REQUIRED WORK: Leave out the images and set down the records below exactly.

TASK MATERIAL:

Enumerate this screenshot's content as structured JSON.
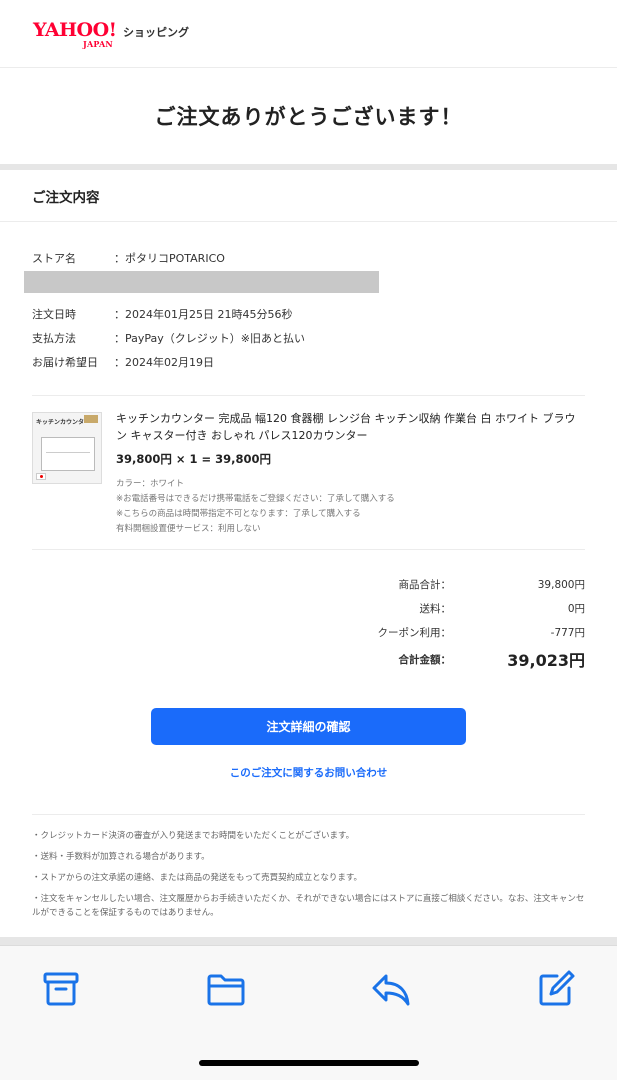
{
  "header": {
    "logo_main": "YAHOO!",
    "logo_sub": "JAPAN",
    "logo_shop": "ショッピング"
  },
  "thanks_title": "ご注文ありがとうございます！",
  "order": {
    "section_title": "ご注文内容",
    "store_label": "ストア名",
    "store_value": "：ポタリコPOTARICO",
    "date_label": "注文日時",
    "date_value": "：2024年01月25日 21時45分56秒",
    "payment_label": "支払方法",
    "payment_value": "：PayPay（クレジット）※旧あと払い",
    "delivery_label": "お届け希望日",
    "delivery_value": "：2024年02月19日"
  },
  "item": {
    "thumb_banner": "キッチンカウンター",
    "name": "キッチンカウンター 完成品 幅120 食器棚 レンジ台 キッチン収納 作業台 白 ホワイト ブラウン キャスター付き おしゃれ パレス120カウンター",
    "price_line": "39,800円 × 1 = 39,800円",
    "options": [
      "カラー：ホワイト",
      "※お電話番号はできるだけ携帯電話をご登録ください：了承して購入する",
      "※こちらの商品は時間帯指定不可となります：了承して購入する",
      "有料開梱設置便サービス：利用しない"
    ]
  },
  "totals": {
    "subtotal_label": "商品合計：",
    "subtotal_value": "39,800円",
    "shipping_label": "送料：",
    "shipping_value": "0円",
    "coupon_label": "クーポン利用：",
    "coupon_value": "-777円",
    "total_label": "合計金額：",
    "total_value": "39,023円"
  },
  "actions": {
    "detail_button": "注文詳細の確認",
    "contact_link": "このご注文に関するお問い合わせ"
  },
  "notes": [
    "・クレジットカード決済の審査が入り発送までお時間をいただくことがございます。",
    "・送料・手数料が加算される場合があります。",
    "・ストアからの注文承諾の連絡、または商品の発送をもって売買契約成立となります。",
    "・注文をキャンセルしたい場合、注文履歴からお手続きいただくか、それができない場合にはストアに直接ご相談ください。なお、注文キャンセルができることを保証するものではありません。"
  ],
  "toolbar": {
    "icons": [
      "archive-icon",
      "folder-icon",
      "reply-icon",
      "compose-icon"
    ]
  },
  "colors": {
    "brand_red": "#ff0033",
    "accent_blue": "#1a6bfa",
    "toolbar_icon_blue": "#1a73e8"
  }
}
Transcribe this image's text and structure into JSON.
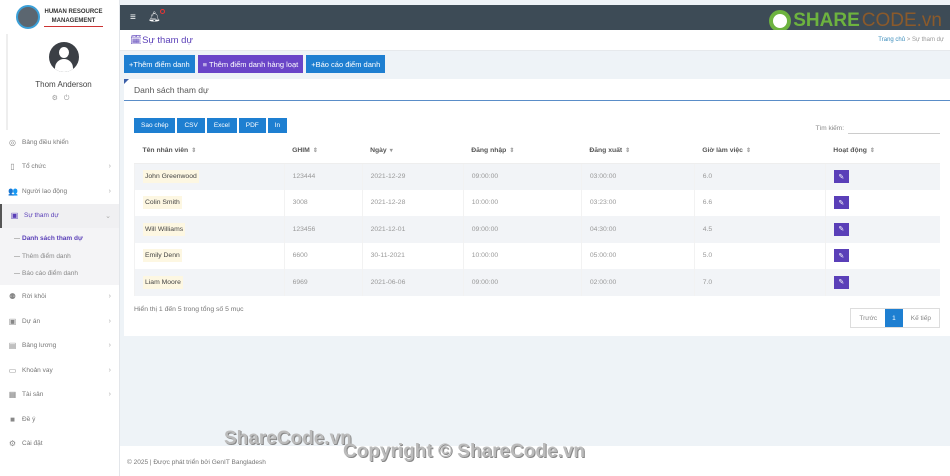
{
  "sidebar": {
    "logo_line1": "HUMAN RESOURCE",
    "logo_line2": "MANAGEMENT",
    "user": "Thom Anderson",
    "items": [
      {
        "label": "Bảng điều khiển",
        "icon": "dashboard-icon",
        "glyph": "◎"
      },
      {
        "label": "Tổ chức",
        "icon": "building-icon",
        "glyph": "▯",
        "chev": "›"
      },
      {
        "label": "Người lao động",
        "icon": "users-icon",
        "glyph": "👥",
        "chev": "›"
      },
      {
        "label": "Sự tham dự",
        "icon": "clipboard-icon",
        "glyph": "▣",
        "chev": "⌄"
      },
      {
        "label": "Rời khỏi",
        "icon": "user-leave-icon",
        "glyph": "⚉",
        "chev": "›"
      },
      {
        "label": "Dự án",
        "icon": "briefcase-icon",
        "glyph": "▣",
        "chev": "›"
      },
      {
        "label": "Bảng lương",
        "icon": "payroll-icon",
        "glyph": "▤",
        "chev": "›"
      },
      {
        "label": "Khoản vay",
        "icon": "money-icon",
        "glyph": "▭",
        "chev": "›"
      },
      {
        "label": "Tài sản",
        "icon": "grid-icon",
        "glyph": "▦",
        "chev": "›"
      },
      {
        "label": "Đề ý",
        "icon": "suggestion-icon",
        "glyph": "■"
      },
      {
        "label": "Cài đặt",
        "icon": "gear-icon",
        "glyph": "⚙"
      }
    ],
    "sub": [
      "Danh sách tham dự",
      "Thêm điểm danh",
      "Báo cáo điểm danh"
    ]
  },
  "header": {
    "title": "Sự tham dự",
    "crumb_home": "Trang chủ",
    "crumb_sep": ">",
    "crumb_current": "Sự tham dự"
  },
  "actions": [
    "+Thêm điểm danh",
    "≡ Thêm điểm danh hàng loạt",
    "+Báo cáo điểm danh"
  ],
  "card": {
    "title": "Danh sách tham dự",
    "exports": [
      "Sao chép",
      "CSV",
      "Excel",
      "PDF",
      "In"
    ],
    "search_label": "Tìm kiếm:",
    "search_value": "",
    "columns": [
      "Tên nhân viên",
      "GHIM",
      "Ngày",
      "Đăng nhập",
      "Đăng xuất",
      "Giờ làm việc",
      "Hoạt động"
    ],
    "rows": [
      [
        "John Greenwood",
        "123444",
        "2021-12-29",
        "09:00:00",
        "03:00:00",
        "6.0"
      ],
      [
        "Colin Smith",
        "3008",
        "2021-12-28",
        "10:00:00",
        "03:23:00",
        "6.6"
      ],
      [
        "Will Williams",
        "123456",
        "2021-12-01",
        "09:00:00",
        "04:30:00",
        "4.5"
      ],
      [
        "Emily Denn",
        "6600",
        "30-11-2021",
        "10:00:00",
        "05:00:00",
        "5.0"
      ],
      [
        "Liam Moore",
        "6969",
        "2021-06-06",
        "09:00:00",
        "02:00:00",
        "7.0"
      ]
    ],
    "info": "Hiển thị 1 đến 5 trong tổng số 5 mục",
    "prev": "Trước",
    "page": "1",
    "next": "Kế tiếp"
  },
  "footer": "© 2025 | Được phát triển bởi GenIT Bangladesh",
  "watermark": {
    "logo_a": "SHARE",
    "logo_b": "CODE.vn",
    "text1": "ShareCode.vn",
    "text2": "Copyright © ShareCode.vn"
  }
}
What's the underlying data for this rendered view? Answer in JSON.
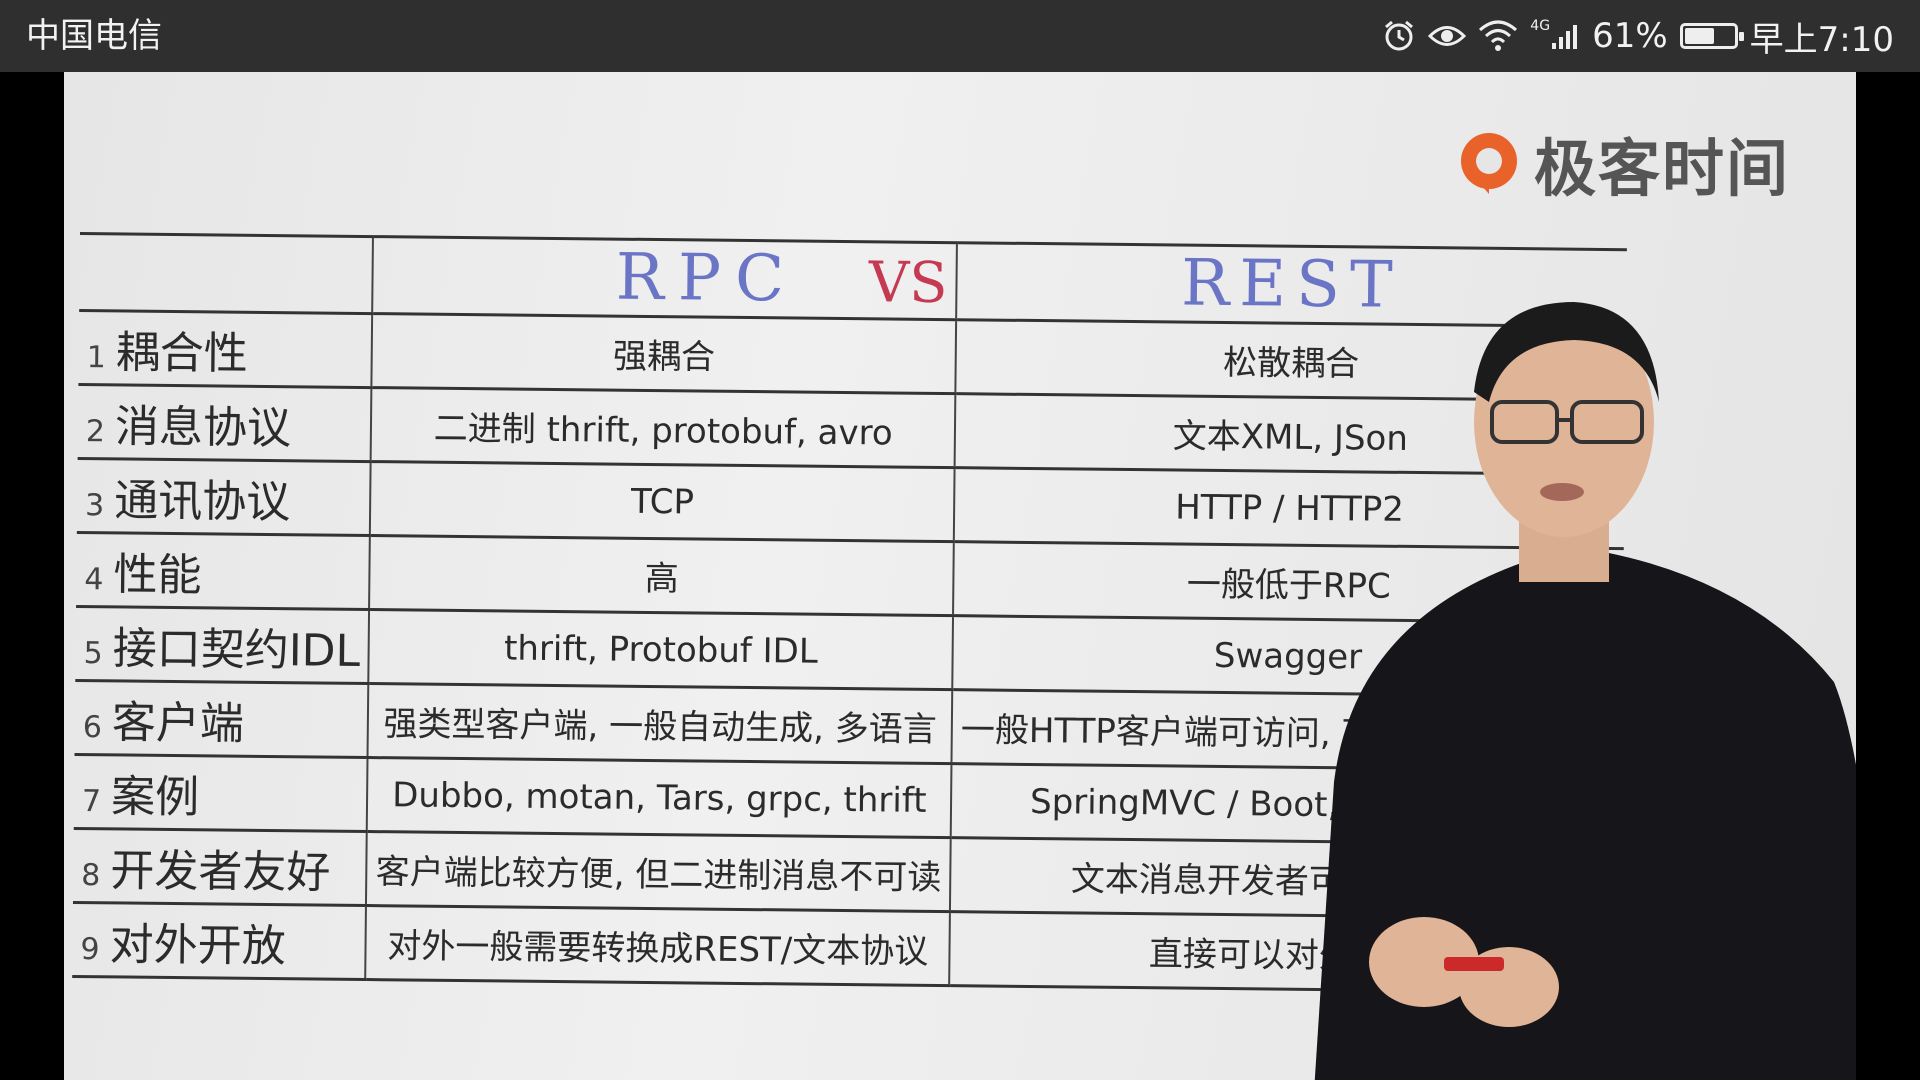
{
  "statusbar": {
    "carrier": "中国电信",
    "network": "4G",
    "battery_text": "61%",
    "battery_level": 0.61,
    "time": "早上7:10",
    "icons": [
      "alarm-icon",
      "eye-icon",
      "wifi-icon",
      "signal-icon",
      "battery-icon"
    ]
  },
  "video": {
    "logo_text": "极客时间",
    "logo_color": "#e8622a",
    "table": {
      "header": {
        "left": "RPC",
        "vs": "VS",
        "right": "REST"
      },
      "rows": [
        {
          "num": "1",
          "label": "耦合性",
          "rpc": "强耦合",
          "rest": "松散耦合"
        },
        {
          "num": "2",
          "label": "消息协议",
          "rpc": "二进制 thrift, protobuf, avro",
          "rest": "文本XML, JSon"
        },
        {
          "num": "3",
          "label": "通讯协议",
          "rpc": "TCP",
          "rest": "HTTP / HTTP2"
        },
        {
          "num": "4",
          "label": "性能",
          "rpc": "高",
          "rest": "一般低于RPC"
        },
        {
          "num": "5",
          "label": "接口契约IDL",
          "rpc": "thrift, Protobuf IDL",
          "rest": "Swagger"
        },
        {
          "num": "6",
          "label": "客户端",
          "rpc": "强类型客户端, 一般自动生成, 多语言",
          "rest": "一般HTTP客户端可访问, 可自动生成强类型"
        },
        {
          "num": "7",
          "label": "案例",
          "rpc": "Dubbo, motan, Tars, grpc, thrift",
          "rest": "SpringMVC / Boot, Jax-rs, drop"
        },
        {
          "num": "8",
          "label": "开发者友好",
          "rpc": "客户端比较方便, 但二进制消息不可读",
          "rest": "文本消息开发者可读, 浏览器"
        },
        {
          "num": "9",
          "label": "对外开放",
          "rpc": "对外一般需要转换成REST/文本协议",
          "rest": "直接可以对外开放"
        }
      ]
    }
  }
}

ANSWER SPACE:
Enumerate this screenshot's content as structured JSON.
{
  "header": {
    "logo_main": "YAHOO!",
    "logo_sub": "JAPAN",
    "logo_shop": "ショッピング"
  },
  "thanks_title": "ご注文ありがとうございます！",
  "order": {
    "section_title": "ご注文内容",
    "store_label": "ストア名",
    "store_value": "：ポタリコPOTARICO",
    "date_label": "注文日時",
    "date_value": "：2024年01月25日 21時45分56秒",
    "payment_label": "支払方法",
    "payment_value": "：PayPay（クレジット）※旧あと払い",
    "delivery_label": "お届け希望日",
    "delivery_value": "：2024年02月19日"
  },
  "item": {
    "thumb_banner": "キッチンカウンター",
    "name": "キッチンカウンター 完成品 幅120 食器棚 レンジ台 キッチン収納 作業台 白 ホワイト ブラウン キャスター付き おしゃれ パレス120カウンター",
    "price_line": "39,800円 × 1 = 39,800円",
    "options": [
      "カラー：ホワイト",
      "※お電話番号はできるだけ携帯電話をご登録ください：了承して購入する",
      "※こちらの商品は時間帯指定不可となります：了承して購入する",
      "有料開梱設置便サービス：利用しない"
    ]
  },
  "totals": {
    "subtotal_label": "商品合計：",
    "subtotal_value": "39,800円",
    "shipping_label": "送料：",
    "shipping_value": "0円",
    "coupon_label": "クーポン利用：",
    "coupon_value": "-777円",
    "total_label": "合計金額：",
    "total_value": "39,023円"
  },
  "actions": {
    "detail_button": "注文詳細の確認",
    "contact_link": "このご注文に関するお問い合わせ"
  },
  "notes": [
    "・クレジットカード決済の審査が入り発送までお時間をいただくことがございます。",
    "・送料・手数料が加算される場合があります。",
    "・ストアからの注文承諾の連絡、または商品の発送をもって売買契約成立となります。",
    "・注文をキャンセルしたい場合、注文履歴からお手続きいただくか、それができない場合にはストアに直接ご相談ください。なお、注文キャンセルができることを保証するものではありません。"
  ],
  "toolbar": {
    "icons": [
      "archive-icon",
      "folder-icon",
      "reply-icon",
      "compose-icon"
    ]
  },
  "colors": {
    "brand_red": "#ff0033",
    "accent_blue": "#1a6bfa",
    "toolbar_icon_blue": "#1a73e8"
  }
}
Transcribe this image's text and structure into JSON.
{
  "sidebar": {
    "logo_line1": "HUMAN RESOURCE",
    "logo_line2": "MANAGEMENT",
    "user": "Thom Anderson",
    "items": [
      {
        "label": "Bảng điều khiển",
        "icon": "dashboard-icon",
        "glyph": "◎"
      },
      {
        "label": "Tổ chức",
        "icon": "building-icon",
        "glyph": "▯",
        "chev": "›"
      },
      {
        "label": "Người lao động",
        "icon": "users-icon",
        "glyph": "👥",
        "chev": "›"
      },
      {
        "label": "Sự tham dự",
        "icon": "clipboard-icon",
        "glyph": "▣",
        "chev": "⌄"
      },
      {
        "label": "Rời khỏi",
        "icon": "user-leave-icon",
        "glyph": "⚉",
        "chev": "›"
      },
      {
        "label": "Dự án",
        "icon": "briefcase-icon",
        "glyph": "▣",
        "chev": "›"
      },
      {
        "label": "Bảng lương",
        "icon": "payroll-icon",
        "glyph": "▤",
        "chev": "›"
      },
      {
        "label": "Khoản vay",
        "icon": "money-icon",
        "glyph": "▭",
        "chev": "›"
      },
      {
        "label": "Tài sản",
        "icon": "grid-icon",
        "glyph": "▦",
        "chev": "›"
      },
      {
        "label": "Đề ý",
        "icon": "suggestion-icon",
        "glyph": "■"
      },
      {
        "label": "Cài đặt",
        "icon": "gear-icon",
        "glyph": "⚙"
      }
    ],
    "sub": [
      "Danh sách tham dự",
      "Thêm điểm danh",
      "Báo cáo điểm danh"
    ]
  },
  "header": {
    "title": "Sự tham dự",
    "crumb_home": "Trang chủ",
    "crumb_sep": ">",
    "crumb_current": "Sự tham dự"
  },
  "actions": [
    "+Thêm điểm danh",
    "≡ Thêm điểm danh hàng loạt",
    "+Báo cáo điểm danh"
  ],
  "card": {
    "title": "Danh sách tham dự",
    "exports": [
      "Sao chép",
      "CSV",
      "Excel",
      "PDF",
      "In"
    ],
    "search_label": "Tìm kiếm:",
    "search_value": "",
    "columns": [
      "Tên nhân viên",
      "GHIM",
      "Ngày",
      "Đăng nhập",
      "Đăng xuất",
      "Giờ làm việc",
      "Hoạt động"
    ],
    "rows": [
      [
        "John Greenwood",
        "123444",
        "2021-12-29",
        "09:00:00",
        "03:00:00",
        "6.0"
      ],
      [
        "Colin Smith",
        "3008",
        "2021-12-28",
        "10:00:00",
        "03:23:00",
        "6.6"
      ],
      [
        "Will Williams",
        "123456",
        "2021-12-01",
        "09:00:00",
        "04:30:00",
        "4.5"
      ],
      [
        "Emily Denn",
        "6600",
        "30-11-2021",
        "10:00:00",
        "05:00:00",
        "5.0"
      ],
      [
        "Liam Moore",
        "6969",
        "2021-06-06",
        "09:00:00",
        "02:00:00",
        "7.0"
      ]
    ],
    "info": "Hiển thị 1 đến 5 trong tổng số 5 mục",
    "prev": "Trước",
    "page": "1",
    "next": "Kế tiếp"
  },
  "footer": "© 2025 | Được phát triển bởi GenIT Bangladesh",
  "watermark": {
    "logo_a": "SHARE",
    "logo_b": "CODE.vn",
    "text1": "ShareCode.vn",
    "text2": "Copyright © ShareCode.vn"
  }
}
What's the underlying data for this rendered view? Answer in JSON.
{
  "statusbar": {
    "carrier": "中国电信",
    "network": "4G",
    "battery_text": "61%",
    "battery_level": 0.61,
    "time": "早上7:10",
    "icons": [
      "alarm-icon",
      "eye-icon",
      "wifi-icon",
      "signal-icon",
      "battery-icon"
    ]
  },
  "video": {
    "logo_text": "极客时间",
    "logo_color": "#e8622a",
    "table": {
      "header": {
        "left": "RPC",
        "vs": "VS",
        "right": "REST"
      },
      "rows": [
        {
          "num": "1",
          "label": "耦合性",
          "rpc": "强耦合",
          "rest": "松散耦合"
        },
        {
          "num": "2",
          "label": "消息协议",
          "rpc": "二进制 thrift, protobuf, avro",
          "rest": "文本XML, JSon"
        },
        {
          "num": "3",
          "label": "通讯协议",
          "rpc": "TCP",
          "rest": "HTTP / HTTP2"
        },
        {
          "num": "4",
          "label": "性能",
          "rpc": "高",
          "rest": "一般低于RPC"
        },
        {
          "num": "5",
          "label": "接口契约IDL",
          "rpc": "thrift, Protobuf IDL",
          "rest": "Swagger"
        },
        {
          "num": "6",
          "label": "客户端",
          "rpc": "强类型客户端, 一般自动生成, 多语言",
          "rest": "一般HTTP客户端可访问, 可自动生成强类型"
        },
        {
          "num": "7",
          "label": "案例",
          "rpc": "Dubbo, motan, Tars, grpc, thrift",
          "rest": "SpringMVC / Boot, Jax-rs, drop"
        },
        {
          "num": "8",
          "label": "开发者友好",
          "rpc": "客户端比较方便, 但二进制消息不可读",
          "rest": "文本消息开发者可读, 浏览器"
        },
        {
          "num": "9",
          "label": "对外开放",
          "rpc": "对外一般需要转换成REST/文本协议",
          "rest": "直接可以对外开放"
        }
      ]
    }
  }
}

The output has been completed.